Graphics Programs Reference
Blending Between Dissimilar
A good demonstration of the power of blends in art is to map
a control point on the beginning shape to a point on a duplicate
shape that doesn't correspond to the other. Although you can
usually drag between two shapes and not worry about the
control points that make up the shapes' paths, when you have
Show Object edit handles enabled on the Infobar, you can see
the control points, and you can drag from one control point to
a different one to create an effect.
When you drag between two shapes, you might notice a tiny check mark on the cursor, an
indication that the blend operation is valid. You will see this regardless of which two control
points you blend between.
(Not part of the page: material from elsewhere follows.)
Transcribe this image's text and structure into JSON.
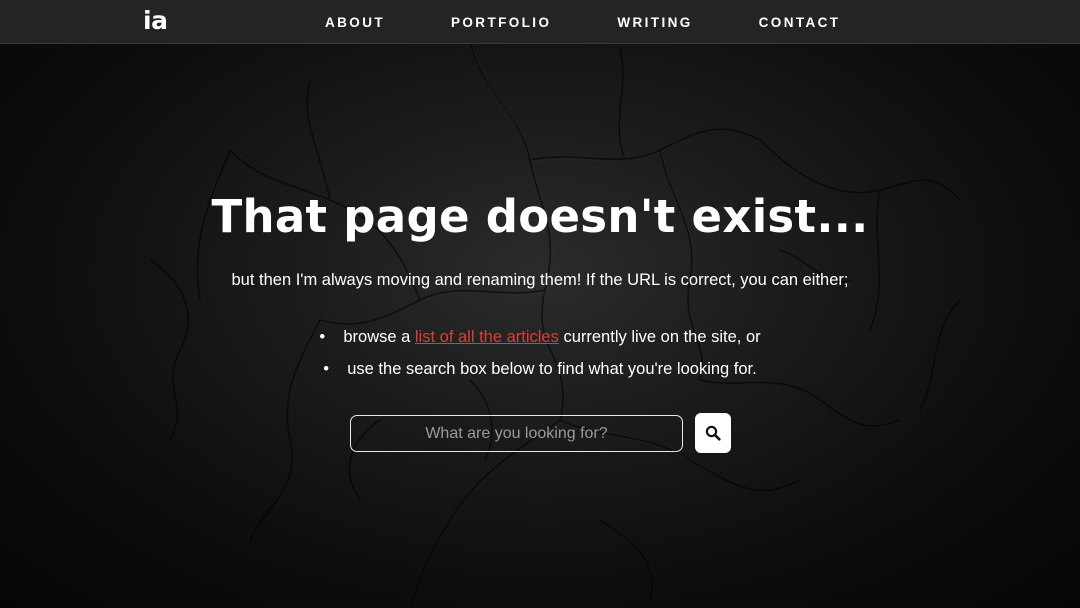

You won't see the check mark if the two shapes are very close
together, the default number of steps will create overlapping intermediate shapes, and you've dragged from
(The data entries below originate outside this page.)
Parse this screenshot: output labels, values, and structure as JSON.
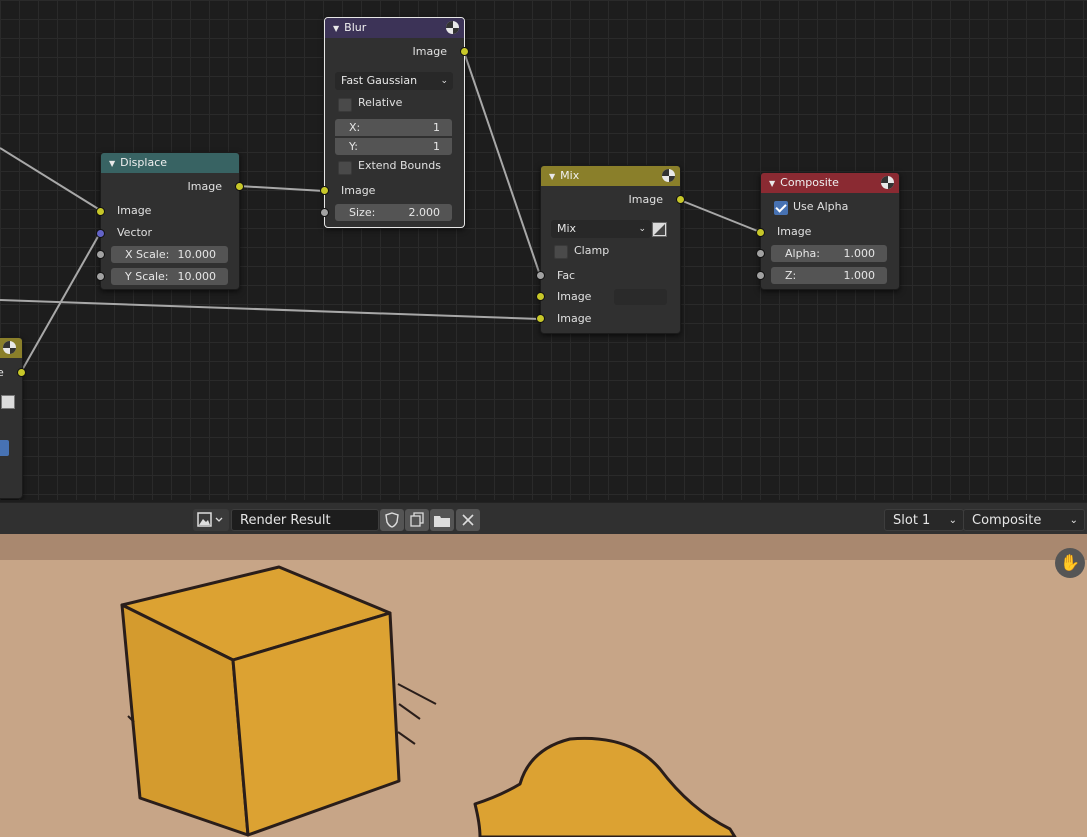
{
  "nodes": {
    "blur": {
      "title": "Blur",
      "output": "Image",
      "filter_type": "Fast Gaussian",
      "relative_label": "Relative",
      "x_label": "X:",
      "x_value": "1",
      "y_label": "Y:",
      "y_value": "1",
      "extend_bounds_label": "Extend Bounds",
      "input_image": "Image",
      "size_label": "Size:",
      "size_value": "2.000",
      "header_color": "#3c3357"
    },
    "displace": {
      "title": "Displace",
      "output": "Image",
      "input_image": "Image",
      "input_vector": "Vector",
      "xscale_label": "X Scale:",
      "xscale_value": "10.000",
      "yscale_label": "Y Scale:",
      "yscale_value": "10.000",
      "header_color": "#386363"
    },
    "mix": {
      "title": "Mix",
      "output": "Image",
      "blend_type": "Mix",
      "clamp_label": "Clamp",
      "fac_label": "Fac",
      "input_image1": "Image",
      "input_image2": "Image",
      "header_color": "#8a7f2a"
    },
    "composite": {
      "title": "Composite",
      "use_alpha_label": "Use Alpha",
      "use_alpha_checked": true,
      "input_image": "Image",
      "alpha_label": "Alpha:",
      "alpha_value": "1.000",
      "z_label": "Z:",
      "z_value": "1.000",
      "header_color": "#8a2a32"
    },
    "partial_left": {
      "output_partial": "e",
      "header_color": "#8a7f2a"
    }
  },
  "image_header": {
    "image_name": "Render Result",
    "slot": "Slot 1",
    "layer": "Composite",
    "icons": [
      "image-editor-icon",
      "fake-user-shield-icon",
      "duplicate-icon",
      "open-folder-icon",
      "close-icon"
    ]
  },
  "colors": {
    "render_bg": "#c7a587",
    "object_yellow": "#dca232",
    "outline": "#2a1e1a"
  }
}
a top object to an object below it in the hierarchy of shapes you have on a layer.
Creating a complex geometric pattern for a background is
as hard as drawing two straight lines and then “improperly”
mapping the paths' control points, as follows:
In a new document, choose the Pen Tool. Set the outline
width on the Standard Bar to about 4 points.
Click a point on the page, and then click another point
without dragging so the path is a line and not a curve.
Hold down SHIFT and click on the end point now to
Repeat step 2 to create a second line, but make it travel
at an odd angle to the first line.
CTRL - A to select all, and then choose the Blend Tool.
Drag from the first control point on the first
line to the first control point on the second
line, and then type 60 in the Steps field on
the Infobar (then press ENTER ). You now
have an interesting blend; perhaps it looks
like a fan, but here's the cool part…
Drag with the Blend Tool from the start
point on the first line to the last point
on the second line. Clearly, the second
Blend technique provides a more visually